Unique and royal
Fayaz Ahmed, President of Horse-drawn Chariots Association, says Dasara draws visitors and Sarots are a favourite as they look unique and royal. He also adds that it is because of the royal family and their love for animals that they are still able to sustain and survive. The space provided opposite Palace’s Varahaswamy Gate serves as a platform to draw tourists. He further adds that the City Police have been really helpful in running their business.
M. Murali, a tourist from Kerala, was excited after the Tonga ride. “I had heard of Mysore Dasara being special and it is for the first time I took the Tonga ride. These buggies look similar to the Victoria buggies of England. A Tonga ride through the Heritage City was a different experience,” he recalls.
A ride worth it
“I was advised by my friends not to miss the Tonga ride and my Tonga trip around the Palace and gazing at the illuminated streets and buildings was worth it. The Tonga had music system and colourful lights too which was an awesome experience,” opines Subhash Babu, a tourist from Hyderabad.
Siraj, who has been steering a Sarot, says, “I charge Rs. 300-400 for a ride around the Palace and other heritage sites and during Dasara I charge extra as it takes a lot of time to complete the ride because of traffic. I earn around Rs. 1,000 to Rs. 1,500 per day and I spend around Rs. 350 for the maintenance of the horse. He further adds that he also provides carriage services to functions and marriages and charge between Rs. 1,500 to Rs. 5,000 depending on the time and distance.
Shah Pasand Tonga
Apart from Sarot rides, some people still prefer the two-wheeled Shah Pasand Tonga that charges Rs. 150 to Rs. 200 per ride. These Tongas are found near the Palace’s Balarama Gate, Varahaswamy Gate, Mysuru Zoo, St. Philomena’s Church and Jaganmohan Palace. They are parked at the parking lots during the night which are provided by the Government near RMC, opposite Sub-urban bus stand and near Kalamandira.
Tongas get a makeover every year and the buggies get painted and seats changed if required. Doctor visits are arranged once in 2 months.
Struggle in off-season
Like every business, even Tongawallas face problems once tourist season gets over and they have to manage their living with just a few rides during off season. Fayaz Ahmed expresses his disappointment and says that their request of sanctioning Tonga stands is still pending.
“There are several auto and bicycle stands around the city and our request for Tonga stands has fallen on deaf ears. Our horses get tired and thirsty, waiting for customers in scotching sun.
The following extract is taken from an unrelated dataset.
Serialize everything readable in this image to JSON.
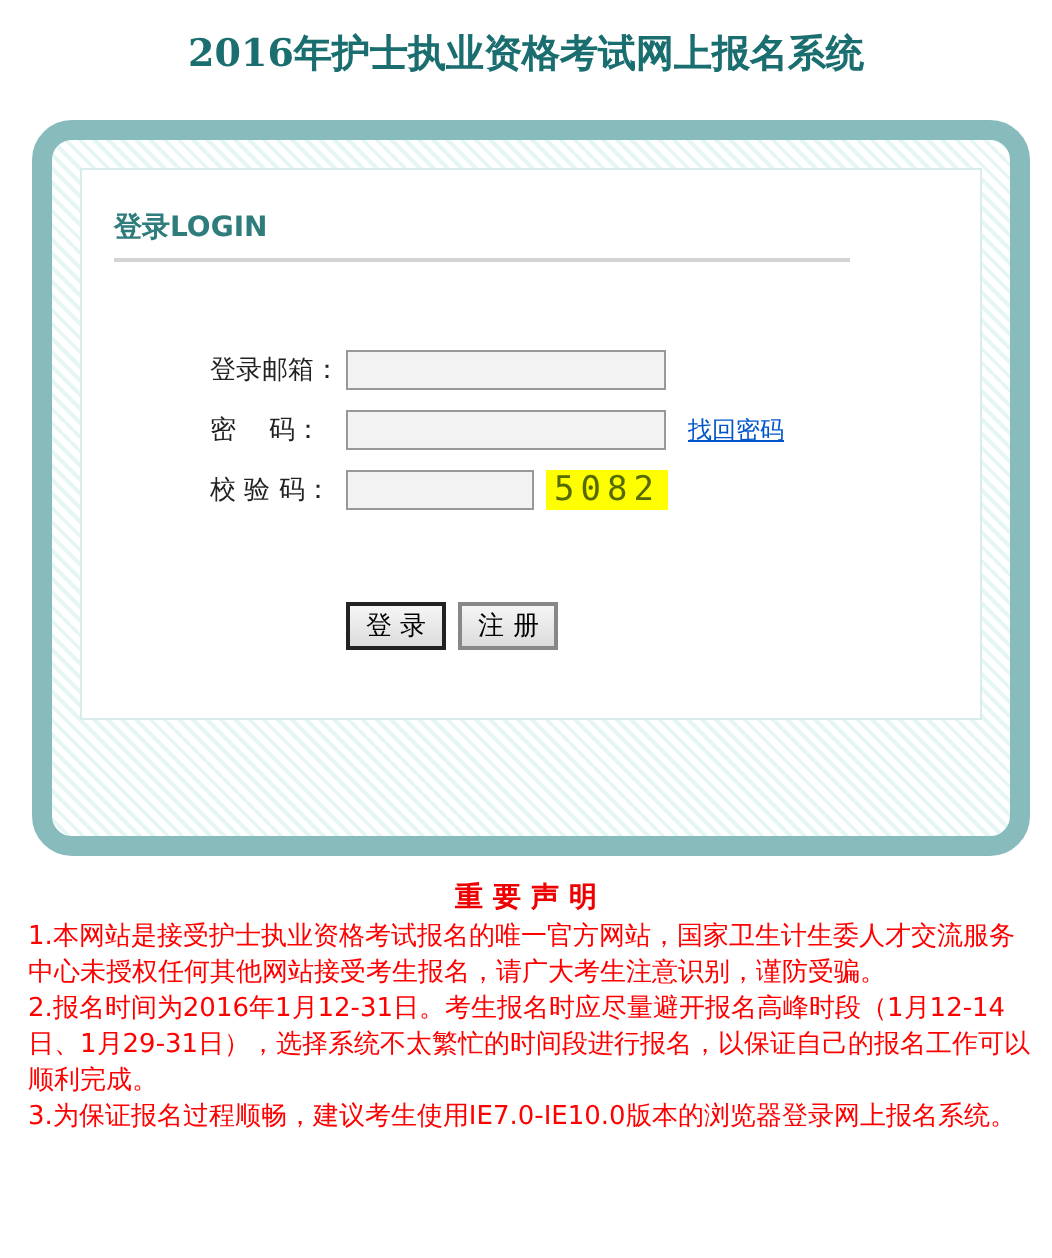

I hope that our animals are provided with shelter stand and water facility,” he says.
Siddappa, Secretary of Shah Pasand Tonga Association says, “Tourists from all over the country visit Mysuru to witness Dasara. Our Nada Habba is world famous and we make sure that every tourist experiences this joyful ride as we try and maintain the heritage culture.”
“We plead to the Government to look into our requests and resolve them,” he appeals. Siddappa is also disappointed as the uniforms and Mysore Peta which were provided to Tongawallas in the previous years ahead of Dasara, have been discontinued.